June 12, 2005
When I watched William Holden walk out on Faye Dunaway, dismissing her character in Network as being raised by television and therefore like television, both in attractiveness and in faults, I had to stop and think a little bit about what it might mean to be raised by videogames¹.
Other than pundits calling our entertainment murder simulators, and politicians using it for a hot-button topic of interest to parents, I don't hear a lot of folks entering into reasonable discussions on the topic².
Games have been with us for a long time; videogames, obviously, less so. I read recently that baseball may be a lot older than we think it to be (indeed, dating back to 14th century France), and I'm aware of reading some evolutionary theory research years ago that suggests that play was part of what enabled our evolutionary ancestors to improve their chances of survival.
In other words, play might just have helped make us human.
Television and books and movies and other forms of entertainment (and yes, even enrichment) lack direct interactivity. Absolutely, we bring something to the experience -- our own experiences mash up together with the author/actors/director/what-have-you, and we make judgements and interpret the material based on all of that. But only games allow us to engage in "do-this, that-happens, do-that, this-other-happens" in a way that allows us to take part in directing the experience.
I've questioned before whether we can match in depth what other media can provide, based on the need for our audience to bring that to us. But aside from that concern, I start to wonder if playing more games could actually make us more human, not less, not more cut-off from others, but actually learning better skills and socialization.
Socialization? In a videogame? Absolutely. I watch my sons play Mario Kart, and I see them learning how to have fun even when the contest is unbalanced -- Jordan, who has not had nearly as much success in contests since the first time, nonetheless seems to have a blast playing. In the bomb battles, he often races to see how fast he can pile up 5 bombs; in the balloon battles, he's still having fun, even trash-talking his brother. (This is a kid who is four, and yet the other night told me over a rollicking game of Trouble that "Daddy, you're going to pay, my friend." That "my friend" just cracked me up.)
Another area that I see a lot of socialization between them is in negotiation and persuasion. Each has the modes and characters he prefers; naturally, these don't always intersect. Luc will try to use persuasion to get the mode he wants to play, often making concessions -- "okay, let's play bomb battle for three games and then we can switch to balloon battle for three" -- and this is really great to see. When it becomes intractable, as it will with the under-7 set, there's an external authority who can be called on to help arbitrate a settlement that's fair to both parties.
Finally, though Kart promotes competition, it can also promote teamwork.

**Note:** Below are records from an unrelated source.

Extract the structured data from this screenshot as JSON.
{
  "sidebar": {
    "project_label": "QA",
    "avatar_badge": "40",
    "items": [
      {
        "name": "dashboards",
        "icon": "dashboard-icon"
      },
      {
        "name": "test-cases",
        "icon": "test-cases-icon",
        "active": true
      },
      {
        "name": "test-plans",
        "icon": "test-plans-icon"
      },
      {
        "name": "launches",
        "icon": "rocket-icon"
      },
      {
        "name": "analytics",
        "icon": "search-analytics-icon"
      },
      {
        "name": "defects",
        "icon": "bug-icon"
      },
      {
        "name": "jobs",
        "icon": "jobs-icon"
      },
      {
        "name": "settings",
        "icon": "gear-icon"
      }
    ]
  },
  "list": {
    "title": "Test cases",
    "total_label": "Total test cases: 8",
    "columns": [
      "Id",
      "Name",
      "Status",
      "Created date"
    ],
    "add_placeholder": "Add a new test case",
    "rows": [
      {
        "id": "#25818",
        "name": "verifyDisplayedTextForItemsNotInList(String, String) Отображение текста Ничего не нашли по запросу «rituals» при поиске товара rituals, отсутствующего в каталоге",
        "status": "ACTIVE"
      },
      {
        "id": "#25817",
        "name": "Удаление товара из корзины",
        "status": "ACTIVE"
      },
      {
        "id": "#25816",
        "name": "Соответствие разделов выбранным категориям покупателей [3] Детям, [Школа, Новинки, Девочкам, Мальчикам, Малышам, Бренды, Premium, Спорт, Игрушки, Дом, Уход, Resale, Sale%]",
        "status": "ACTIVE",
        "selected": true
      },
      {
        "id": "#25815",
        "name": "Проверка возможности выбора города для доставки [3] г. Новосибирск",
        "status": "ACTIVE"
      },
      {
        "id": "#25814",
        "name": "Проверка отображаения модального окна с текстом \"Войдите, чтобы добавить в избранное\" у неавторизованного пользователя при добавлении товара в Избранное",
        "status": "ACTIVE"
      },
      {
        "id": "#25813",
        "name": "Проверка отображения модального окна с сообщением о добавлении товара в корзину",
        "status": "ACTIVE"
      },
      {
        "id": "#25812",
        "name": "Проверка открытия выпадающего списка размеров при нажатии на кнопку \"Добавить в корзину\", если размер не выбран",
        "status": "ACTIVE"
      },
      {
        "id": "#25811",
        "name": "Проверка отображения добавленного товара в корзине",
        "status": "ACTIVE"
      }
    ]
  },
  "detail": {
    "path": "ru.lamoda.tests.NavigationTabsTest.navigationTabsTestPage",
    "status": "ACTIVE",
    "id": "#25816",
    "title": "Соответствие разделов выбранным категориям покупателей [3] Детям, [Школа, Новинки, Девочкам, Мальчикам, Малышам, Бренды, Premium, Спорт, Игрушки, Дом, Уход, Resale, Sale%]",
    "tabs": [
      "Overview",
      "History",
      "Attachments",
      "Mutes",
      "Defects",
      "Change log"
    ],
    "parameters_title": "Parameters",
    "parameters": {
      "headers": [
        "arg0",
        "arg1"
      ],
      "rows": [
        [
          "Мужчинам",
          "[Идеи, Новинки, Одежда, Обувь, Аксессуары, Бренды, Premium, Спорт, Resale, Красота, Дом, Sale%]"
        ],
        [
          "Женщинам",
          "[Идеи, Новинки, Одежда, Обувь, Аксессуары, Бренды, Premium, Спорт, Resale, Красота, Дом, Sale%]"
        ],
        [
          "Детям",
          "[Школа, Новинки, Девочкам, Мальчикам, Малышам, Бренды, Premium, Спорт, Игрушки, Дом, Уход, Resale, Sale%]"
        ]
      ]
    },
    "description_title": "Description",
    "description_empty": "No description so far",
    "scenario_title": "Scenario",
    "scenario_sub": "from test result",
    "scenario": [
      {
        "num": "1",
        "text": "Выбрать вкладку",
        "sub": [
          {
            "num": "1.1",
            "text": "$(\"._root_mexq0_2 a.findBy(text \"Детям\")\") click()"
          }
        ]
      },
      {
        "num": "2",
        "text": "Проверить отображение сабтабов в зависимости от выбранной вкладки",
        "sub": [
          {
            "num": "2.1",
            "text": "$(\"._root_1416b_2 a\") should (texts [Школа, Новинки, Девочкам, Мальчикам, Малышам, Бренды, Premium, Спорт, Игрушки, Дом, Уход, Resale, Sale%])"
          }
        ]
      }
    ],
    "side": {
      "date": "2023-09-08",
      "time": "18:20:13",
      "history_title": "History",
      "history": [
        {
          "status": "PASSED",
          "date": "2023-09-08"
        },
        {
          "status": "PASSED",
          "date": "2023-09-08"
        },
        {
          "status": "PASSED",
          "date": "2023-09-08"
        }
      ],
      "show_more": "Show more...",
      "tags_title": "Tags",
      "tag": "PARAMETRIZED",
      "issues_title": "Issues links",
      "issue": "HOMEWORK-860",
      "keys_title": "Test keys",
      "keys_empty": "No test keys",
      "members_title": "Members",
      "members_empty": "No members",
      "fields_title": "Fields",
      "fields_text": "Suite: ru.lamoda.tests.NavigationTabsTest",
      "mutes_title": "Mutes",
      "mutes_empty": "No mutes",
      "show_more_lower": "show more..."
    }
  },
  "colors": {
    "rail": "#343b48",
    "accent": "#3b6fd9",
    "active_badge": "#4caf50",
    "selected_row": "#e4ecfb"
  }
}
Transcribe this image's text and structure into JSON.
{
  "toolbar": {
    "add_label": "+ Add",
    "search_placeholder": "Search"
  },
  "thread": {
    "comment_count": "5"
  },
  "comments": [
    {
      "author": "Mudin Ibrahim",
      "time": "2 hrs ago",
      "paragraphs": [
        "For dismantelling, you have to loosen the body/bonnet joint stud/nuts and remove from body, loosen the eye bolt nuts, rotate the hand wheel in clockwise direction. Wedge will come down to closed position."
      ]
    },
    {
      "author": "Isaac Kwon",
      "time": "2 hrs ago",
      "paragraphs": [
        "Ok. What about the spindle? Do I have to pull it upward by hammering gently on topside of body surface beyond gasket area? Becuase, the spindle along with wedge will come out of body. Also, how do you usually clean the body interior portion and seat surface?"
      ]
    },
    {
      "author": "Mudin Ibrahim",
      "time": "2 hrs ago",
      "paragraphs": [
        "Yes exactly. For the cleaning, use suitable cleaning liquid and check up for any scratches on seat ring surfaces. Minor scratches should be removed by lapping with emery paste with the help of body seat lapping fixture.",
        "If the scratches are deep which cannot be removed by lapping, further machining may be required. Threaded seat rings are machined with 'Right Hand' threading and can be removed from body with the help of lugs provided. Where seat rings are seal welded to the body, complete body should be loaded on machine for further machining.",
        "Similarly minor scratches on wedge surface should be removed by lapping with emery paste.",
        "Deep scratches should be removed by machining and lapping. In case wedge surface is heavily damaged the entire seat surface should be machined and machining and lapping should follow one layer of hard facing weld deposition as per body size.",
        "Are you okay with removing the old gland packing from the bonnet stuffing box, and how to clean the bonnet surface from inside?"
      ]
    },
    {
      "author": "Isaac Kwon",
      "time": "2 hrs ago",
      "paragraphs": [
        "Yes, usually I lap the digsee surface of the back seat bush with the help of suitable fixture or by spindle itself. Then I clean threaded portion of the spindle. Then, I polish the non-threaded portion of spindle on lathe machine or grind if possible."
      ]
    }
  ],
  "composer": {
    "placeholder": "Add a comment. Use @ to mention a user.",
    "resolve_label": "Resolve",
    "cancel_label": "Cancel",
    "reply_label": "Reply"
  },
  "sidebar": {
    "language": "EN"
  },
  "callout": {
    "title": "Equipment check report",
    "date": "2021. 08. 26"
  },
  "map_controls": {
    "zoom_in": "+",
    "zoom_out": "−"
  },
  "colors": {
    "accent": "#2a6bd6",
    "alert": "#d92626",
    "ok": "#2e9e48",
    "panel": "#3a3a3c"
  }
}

Recently I got a third controller so the three of us could battle together, and naturally, it was easy for me to defeat the kids. They could tell if I was letting them win, so instead, I opted for another tactic: I drove like crazy, and only throttled back my game a little bit, and told them that the only way to take me down was to work together. Pretty soon, they were working together and cheering one another on whenever they could take a piece of me -- enough so that I could throttle my game back even further and let them think they were beating me hands-down³, just by working together.
Internet play gets tricky -- I don't currently connect my consoles to the Internet, and even if I did, I wouldn't let the kids play online. Anonymous play tends to bring out the worst in people -- the language you hear in these games is extraordinarily vulgar, and it'll be a long time before I'm interested in letting my kids play in that environment; indeed, it's a significant turn-off for me, too. That said, I'd also love to see more negotiation in the hands of the players; one thing that was great about the sandlot baseball games was that kids who couldn't get along with others could be easily and effectively shunned out of play. There's a fair amount of that available in the PC shooters I've played online, with the ability to vote off players and automatically rebalance teams and things like that, but not all that much in the console world as yet. These are the sorts of things that should make the transition from the couch to the online world.
Finally, part of what makes games great is that games are a safe arena in which we can make meaningful choices and fail, seeing the results. We can experiment in a way that can be difficult or dangerous in life. We can experience things that we couldn't otherwise experience. In doing these things, I think we open up for ourselves the possibility that we can make meaningful choices in life -- after all, we've trained ourselves to do so.
A pastime that teaches our kids socialization and helps them feel freer to make meaningful choices? Sign me up.
¹It's a good movie, by the way, and not at all dated. I expected it to be, and was pleasantly surprised. It's still quite funny and really topical, especially with the recent development of "reality TV".
²Though I was heartened by my father's response, after I wrote an email out to my family about how I felt about my profession. (It was after Columbine, and I wanted to talk a little bit about my feelings about the issue after much was made in the national media about the Doom "connection.") He said that in his view, "if it walks like a duck, and it talks like a duck, it's probably a duck" -- i.e. that ascribing some sort of causal power to something that walked and talked like a game was probably a little off-base.
³A note to friends with whom I've played Mario Kart before, don't think I've lost my edge. I can still blow the doors off of you. Often I give the kids a better shot at me by playing one-handed :)
Posted by Brett Douville at June 12, 2005 02:35 PM